Another member of the Fort Collins homeless community, Twyla, chooses not to stay in the shelter because of the pet policies.
“My husband took Ratchet for the winter so I could go into the shelter,” she said. “The one shelter, the Fort Collins Rescue Mission, said with him being a service dog if he goes to stay the night there he has to be put in a kennel outside… then you’re killing the service part of it, uh, that’s not going to happen.”
Even with the shelter not having room for animals, there are homeless people in Fort Collins — like Zach and Twyla — with pets who have been able to survive on the streets for years.
The homeless population in Fort Collins is like a community; for the most part people know one another. In some cases, this resourceful community is able to work out a system that allows those with pets to stay in the shelter for a night by having their pets stay with another trusted homeless pet owner outside of the shelter.
“I guess those individuals that do have pets have a network system amongst themselves where they’re actually going to trade off their pets,” Baltz-Smith said. “So if there is an opportunity for someone to let their pet stay with another individual, they can seek shelter with us then.”
Despite the Fort Collins Rescue Mission not being able to provide shelter for the homeless with pets, there are still valuable resources in the Fort Collins area for them.
One of these resources is the 4 Paws Pet Pantry, founded in 2009 by April Castillon, the Pantry’s president. Since opening, the Pantry has helped provide resources for roughly 900 to 1,200 dogs in the Fort Collins area.
“Our mission here at 4 Paw Pantry is to bridge the gap between shelter and home,” Castillon said. “Everyone suffers through hard times and we would like to be able to keep pets in the home whether it’s a short term emergency that’s occurred or if its something in long term with our elderly.”
The Pantry has also served 3.6 million pounds of food since operations began.
“On a 2 week basis we could get anywhere from fifteen thousand to twenty-five thousand pounds of food,” Castillon said.
But their services do not stop at just shelter or providing food. The Pantry will do anything within its power to help pets on the streets. Castillon has even provided free baths out of her Spa 4 Paws business that shares a roof with the Pantry.
“Their dog was suffering from some kind of a skin allergy … so we donated baths for that dog for awhile, I think we did three of them … in a three-month period that dog flipped around, became healthy, grew hair back and in the mean time they got back on their feet,” Castillon said.
The Sister Mary Alice Murphy Center for Hope is another place in Fort Collins looking to do everything it can for those in need.
“We do have dog food, cat food, sometimes there’s leashes and things like that, different supplies for animals,” said Kim Larsen, the Murphy Center’s manager. “… If somebody brings to us a tough situation, maybe they do have a pet and they need shelter, then we try to advocate and help them make a plan.”
Resources like the 4 Paws Pet Pantry, The Murphy Center and others like them make survival with pets on the streets possible.

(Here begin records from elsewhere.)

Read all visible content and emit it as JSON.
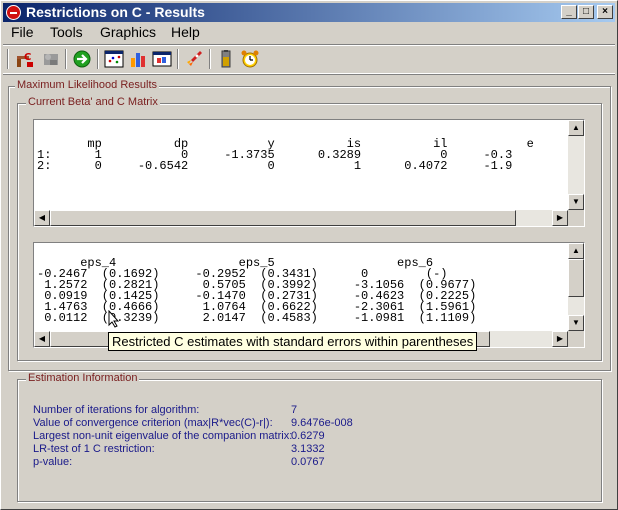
{
  "window": {
    "title": "Restrictions on C - Results",
    "controls": {
      "minimize": "_",
      "maximize": "□",
      "close": "×"
    }
  },
  "menu": [
    "File",
    "Tools",
    "Graphics",
    "Help"
  ],
  "toolbar_icons": [
    "restrictions-icon",
    "disabled-tool-icon",
    "go-arrow-icon",
    "scatter-plot-icon",
    "bar-chart-icon",
    "graph-window-icon",
    "rocket-icon",
    "battery-icon",
    "alarm-clock-icon"
  ],
  "groups": {
    "ml": "Maximum Likelihood Results",
    "matrix": "Current Beta' and C Matrix",
    "estimation": "Estimation Information"
  },
  "beta_pane": {
    "header": "       mp          dp           y          is          il           e",
    "rows": [
      "1:      1           0     -1.3735      0.3289           0     -0.3",
      "2:      0     -0.6542           0           1      0.4072     -1.9"
    ]
  },
  "c_pane": {
    "header": "      eps_4                 eps_5                 eps_6",
    "rows": [
      "-0.2467  (0.1692)     -0.2952  (0.3431)      0        (-)",
      " 1.2572  (0.2821)      0.5705  (0.3992)     -3.1056  (0.9677)",
      " 0.0919  (0.1425)     -0.1470  (0.2731)     -0.4623  (0.2225)",
      " 1.4763  (0.4666)      1.0764  (0.6622)     -2.3061  (1.5961)",
      " 0.0112  (0.3239)      2.0147  (0.4583)     -1.0981  (1.1109)"
    ]
  },
  "tooltip": "Restricted C estimates with standard errors within parentheses",
  "estimation": [
    {
      "label": "Number of iterations for algorithm:",
      "value": "7"
    },
    {
      "label": "Value of convergence criterion (max|R*vec(C)-r|):",
      "value": "9.6476e-008"
    },
    {
      "label": "Largest non-unit eigenvalue of the companion matrix:",
      "value": "0.6279"
    },
    {
      "label": "LR-test of 1 C restriction:",
      "value": "3.1332"
    },
    {
      "label": "p-value:",
      "value": "0.0767"
    }
  ]
}
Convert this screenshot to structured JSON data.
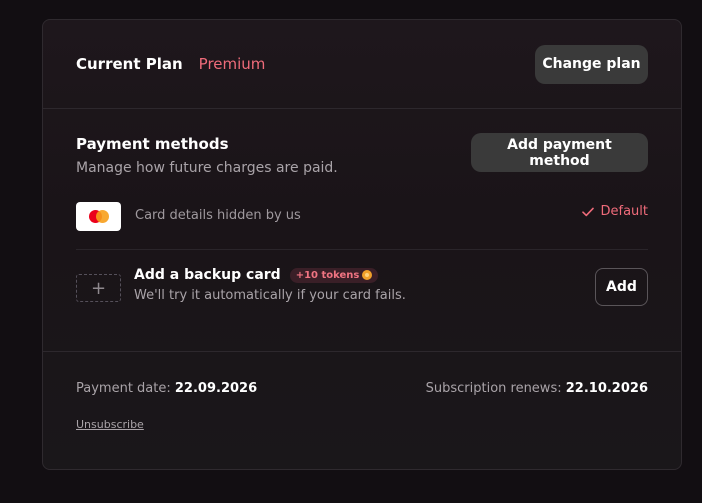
{
  "plan": {
    "label": "Current Plan",
    "name": "Premium",
    "change_button": "Change plan"
  },
  "payment_methods": {
    "title": "Payment methods",
    "description": "Manage how future charges are paid.",
    "add_button": "Add payment method",
    "card": {
      "brand_icon": "mastercard-icon",
      "text": "Card details hidden by us",
      "default_label": "Default"
    },
    "backup": {
      "title": "Add a backup card",
      "badge": "+10 tokens",
      "description": "We'll try it automatically if your card fails.",
      "add_button": "Add"
    }
  },
  "footer": {
    "payment_date_label": "Payment date:",
    "payment_date": "22.09.2026",
    "renews_label": "Subscription renews:",
    "renews_date": "22.10.2026",
    "unsubscribe": "Unsubscribe"
  },
  "colors": {
    "accent": "#ef6b7a",
    "background": "#120e12",
    "button": "#3a3a3a"
  }
}
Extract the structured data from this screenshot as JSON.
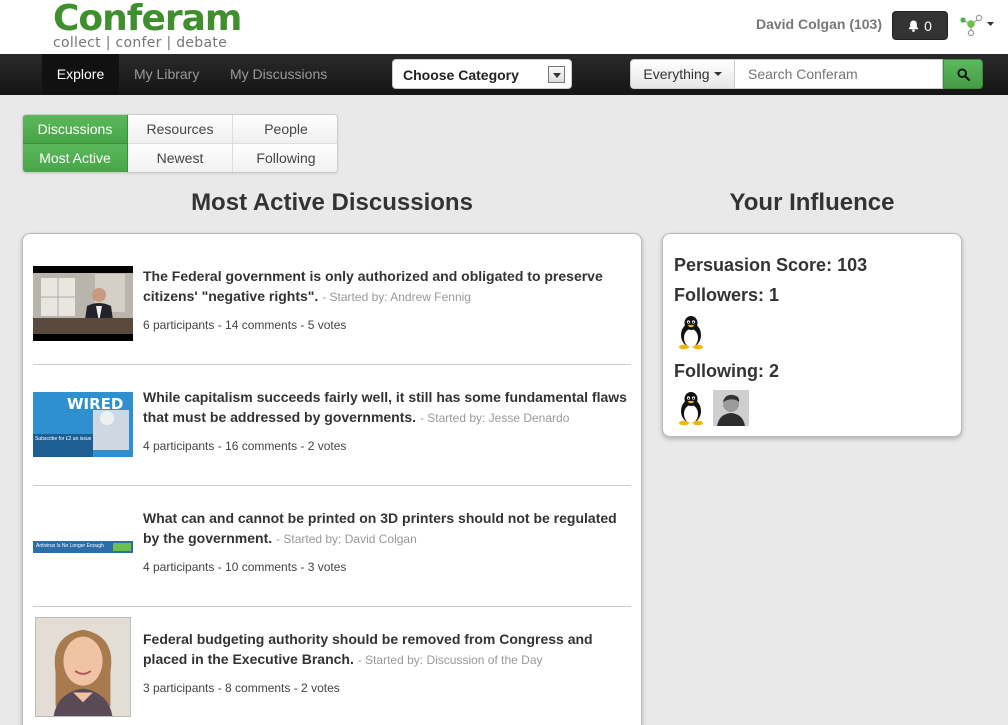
{
  "brand": {
    "name": "Conferam",
    "tagline": "collect | confer | debate"
  },
  "header": {
    "user": "David Colgan (103)",
    "notifications": "0"
  },
  "nav": {
    "items": [
      {
        "label": "Explore",
        "active": true
      },
      {
        "label": "My Library"
      },
      {
        "label": "My Discussions"
      }
    ],
    "category_label": "Choose Category",
    "scope_label": "Everything",
    "search_placeholder": "Search Conferam"
  },
  "tabs": {
    "row1": [
      "Discussions",
      "Resources",
      "People"
    ],
    "row2": [
      "Most Active",
      "Newest",
      "Following"
    ]
  },
  "main": {
    "heading": "Most Active Discussions",
    "discussions": [
      {
        "title": "The Federal government is only authorized and obligated to preserve citizens' \"negative rights\".",
        "starter": "- Started by: Andrew Fennig",
        "meta": "6 participants - 14 comments - 5 votes",
        "thumb": "video-thumbnail"
      },
      {
        "title": "While capitalism succeeds fairly well, it still has some fundamental flaws that must be addressed by governments.",
        "starter": "- Started by: Jesse Denardo",
        "meta": "4 participants - 16 comments - 2 votes",
        "thumb": "wired-magazine-thumbnail",
        "thumb_text": "WIRED",
        "thumb_caption": "Subscribe for £2 an issue"
      },
      {
        "title": "What can and cannot be printed on 3D printers should not be regulated by the government.",
        "starter": "- Started by: David Colgan",
        "meta": "4 participants - 10 comments - 3 votes",
        "thumb": "banner-thumbnail",
        "thumb_text": "Antivirus Is No Longer Enough"
      },
      {
        "title": "Federal budgeting authority should be removed from Congress and placed in the Executive Branch.",
        "starter": "- Started by: Discussion of the Day",
        "meta": "3 participants - 8 comments - 2 votes",
        "thumb": "portrait-thumbnail"
      }
    ]
  },
  "influence": {
    "heading": "Your Influence",
    "score": "Persuasion Score: 103",
    "followers": "Followers: 1",
    "following": "Following: 2"
  },
  "colors": {
    "brand_green": "#3f8f2f",
    "button_green": "#5cb85c",
    "navbar": "#1c1c1c"
  }
}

Even with resources like these, there are still homeless people in Fort Collins who could have a pet but choose not to because they see it as unfair to the animal.

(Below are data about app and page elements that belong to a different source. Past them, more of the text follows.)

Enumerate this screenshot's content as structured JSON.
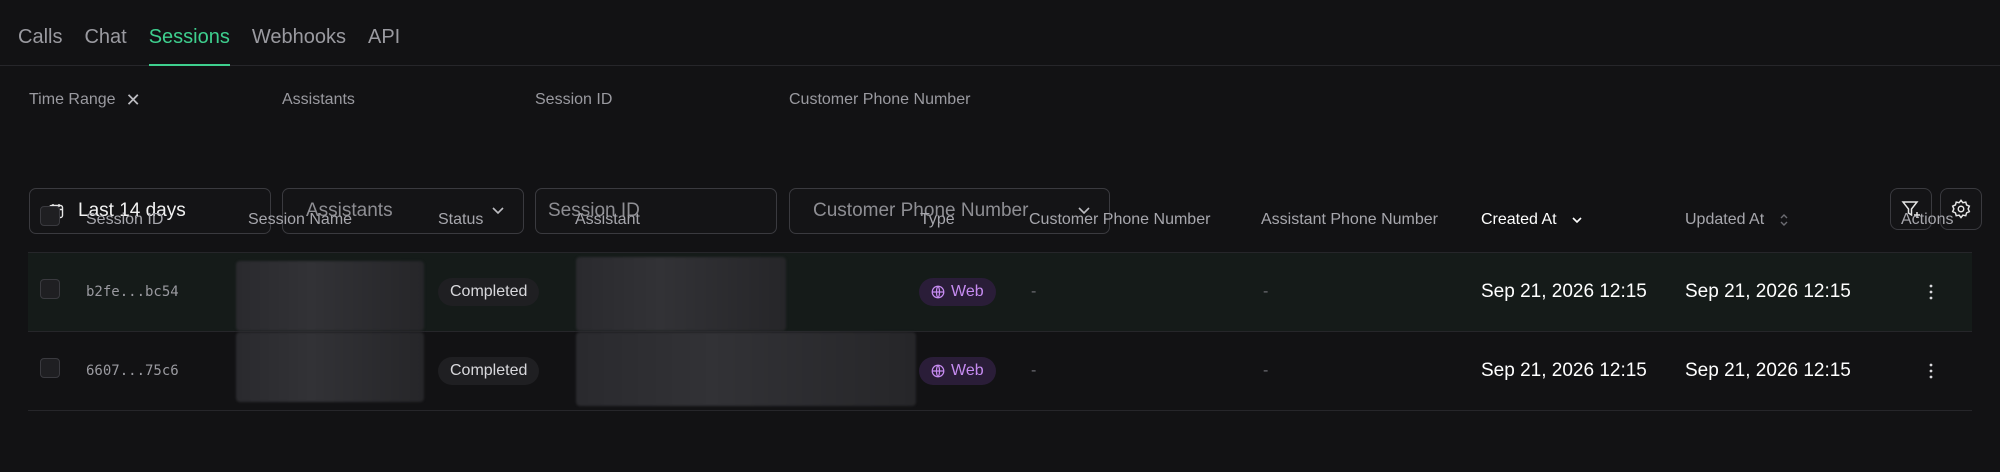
{
  "tabs": [
    {
      "label": "Calls",
      "active": false
    },
    {
      "label": "Chat",
      "active": false
    },
    {
      "label": "Sessions",
      "active": true
    },
    {
      "label": "Webhooks",
      "active": false
    },
    {
      "label": "API",
      "active": false
    }
  ],
  "filters": {
    "time_range": {
      "label": "Time Range",
      "clear_icon": "close-icon",
      "value": "Last 14 days",
      "icon": "calendar-icon"
    },
    "assistants": {
      "label": "Assistants",
      "placeholder": "Assistants",
      "icon": "chevron-down-icon"
    },
    "session_id": {
      "label": "Session ID",
      "placeholder": "Session ID"
    },
    "customer_phone": {
      "label": "Customer Phone Number",
      "placeholder": "Customer Phone Number",
      "icon": "chevron-down-icon"
    }
  },
  "toolbar": {
    "filter_icon": "filter-plus-icon",
    "settings_icon": "gear-icon"
  },
  "table": {
    "columns": [
      "Session ID",
      "Session Name",
      "Status",
      "Assistant",
      "Type",
      "Customer Phone Number",
      "Assistant Phone Number",
      "Created At",
      "Updated At",
      "Actions"
    ],
    "sorted_column": "Created At",
    "rows": [
      {
        "session_id": "b2fe...bc54",
        "session_name": "",
        "status": "Completed",
        "assistant": "",
        "type": "Web",
        "customer_phone": "-",
        "assistant_phone": "-",
        "created_at": "Sep 21, 2026 12:15",
        "updated_at": "Sep 21, 2026 12:15"
      },
      {
        "session_id": "6607...75c6",
        "session_name": "",
        "status": "Completed",
        "assistant": "",
        "type": "Web",
        "customer_phone": "-",
        "assistant_phone": "-",
        "created_at": "Sep 21, 2026 12:15",
        "updated_at": "Sep 21, 2026 12:15"
      }
    ]
  },
  "colors": {
    "accent": "#3ecf8e",
    "background": "#121214",
    "web_badge": "#c78cf2"
  }
}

One of these people is Jackson Wallace, better known as Jazz around the community. Jazz is 53 years old and has been homeless since he was just 11.

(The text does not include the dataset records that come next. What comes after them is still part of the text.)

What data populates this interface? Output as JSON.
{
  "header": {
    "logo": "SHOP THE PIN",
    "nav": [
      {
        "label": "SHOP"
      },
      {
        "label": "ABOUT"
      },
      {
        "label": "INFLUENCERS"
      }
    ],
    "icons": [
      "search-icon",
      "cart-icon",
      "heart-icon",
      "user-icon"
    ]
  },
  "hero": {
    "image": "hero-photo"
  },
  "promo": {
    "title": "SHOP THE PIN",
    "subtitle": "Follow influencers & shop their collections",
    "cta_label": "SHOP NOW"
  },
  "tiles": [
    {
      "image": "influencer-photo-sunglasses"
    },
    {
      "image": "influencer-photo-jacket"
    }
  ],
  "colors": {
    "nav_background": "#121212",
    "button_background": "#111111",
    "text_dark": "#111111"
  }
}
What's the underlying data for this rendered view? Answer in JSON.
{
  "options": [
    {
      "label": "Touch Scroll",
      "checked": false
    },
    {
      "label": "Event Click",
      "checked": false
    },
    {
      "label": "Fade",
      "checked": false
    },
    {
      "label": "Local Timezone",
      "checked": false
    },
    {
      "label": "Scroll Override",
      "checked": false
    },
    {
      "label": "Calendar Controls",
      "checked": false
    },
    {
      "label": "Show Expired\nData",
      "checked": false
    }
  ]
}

“You can’t afford yourself, how are you going to afford a dog,” Jazz asks.
While Jazz offers a legitimate opinion, the bottom line seems to be that if a homeless person needs an animal for service on the streets or has a pet and is cast into a homeless situation – they have the right to keep their pets and the resources in Fort Collins make that and success stories like these possible.
“He had a flat bed trailer that he built a dog pin on and put a big dog house on it,” Castillon said. “Him and his wife lived out of the truck for three months … he came once a week to get dog food and that was probably one of the most rewarding things because we helped the whole family out.”
Collegian Features reporter Geoff Huebner can be reached at firstname.lastname@example.org or on Twitter at Huebnermedia93.